[13] The State Education Department only permits local educational agencies to use teachers and personnel in private settings that are approved by the Commissioner of Education and the State's rate setting unit routinely addresses the issue of establishing local rates that districts may pay such private entities (see http://www.oms.nysed.gov/rsu/).

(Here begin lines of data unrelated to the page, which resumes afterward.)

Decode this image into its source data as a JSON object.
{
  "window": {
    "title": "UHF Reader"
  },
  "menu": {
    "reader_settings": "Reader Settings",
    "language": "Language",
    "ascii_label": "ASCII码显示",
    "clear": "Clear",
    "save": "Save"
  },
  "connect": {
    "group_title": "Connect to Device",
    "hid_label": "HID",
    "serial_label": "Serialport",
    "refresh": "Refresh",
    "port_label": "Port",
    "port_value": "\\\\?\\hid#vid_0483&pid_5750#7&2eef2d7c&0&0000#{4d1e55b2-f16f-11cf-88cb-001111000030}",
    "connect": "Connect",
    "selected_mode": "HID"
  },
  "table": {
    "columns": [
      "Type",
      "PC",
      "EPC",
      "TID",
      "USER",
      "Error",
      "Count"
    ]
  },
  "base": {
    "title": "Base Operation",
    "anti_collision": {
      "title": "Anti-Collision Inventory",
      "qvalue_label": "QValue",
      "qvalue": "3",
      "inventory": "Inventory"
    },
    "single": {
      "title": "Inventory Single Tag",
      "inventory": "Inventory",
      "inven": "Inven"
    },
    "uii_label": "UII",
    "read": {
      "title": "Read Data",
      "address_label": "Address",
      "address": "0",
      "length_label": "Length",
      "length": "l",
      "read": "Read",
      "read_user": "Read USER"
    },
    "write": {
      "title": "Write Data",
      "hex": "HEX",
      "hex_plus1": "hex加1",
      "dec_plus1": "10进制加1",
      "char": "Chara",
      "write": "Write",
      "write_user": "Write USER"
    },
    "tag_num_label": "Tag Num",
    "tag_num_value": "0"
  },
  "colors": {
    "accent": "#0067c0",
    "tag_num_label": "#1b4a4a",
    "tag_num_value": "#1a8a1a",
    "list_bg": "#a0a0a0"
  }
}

[14] Although not raised on appeal, I note that the parent did not provide the district with a 10-day notice letter.  Indeed, reimbursement for a unilateral placement may be reduced or denied if parents do not provide notice of the unilateral placement either at the most recent CSE meeting prior to their removal of the student from public school, or by written notice ten business days before such removal, "that they were rejecting the placement proposed by the public agency to provide a [FAPE] to their child, including stating their concerns and their intent to enroll their child in a private school at public expense" (20 U.S.C. § 1412[a][10][C][iii][I]; see 34 CFR 300.148[d][1]).  This statutory provision "serves the important purpose of giving the school system an opportunity, before the child is removed, to assemble a team, evaluate the child, devise an appropriate plan, and determine whether a [FAPE] can be provided in the public schools" (Greenland Sch. Dist. v. Amy N., 358 F.3d 150, 160 [1st Cir. 2004]).  While the parent's request for relief is denied on other grounds, the parent should be advised going forward of the purpose of the required 10-day notice letter and the traditionally equitable context in which such letter is considered (see S.W. v New York City Dep't of Educ., 646 F. Supp. 2d 346, 361-63 [S.D.N.Y. 2009] [finding that parents of students enrolled in private school were not exempted from 10-day notice requirements]).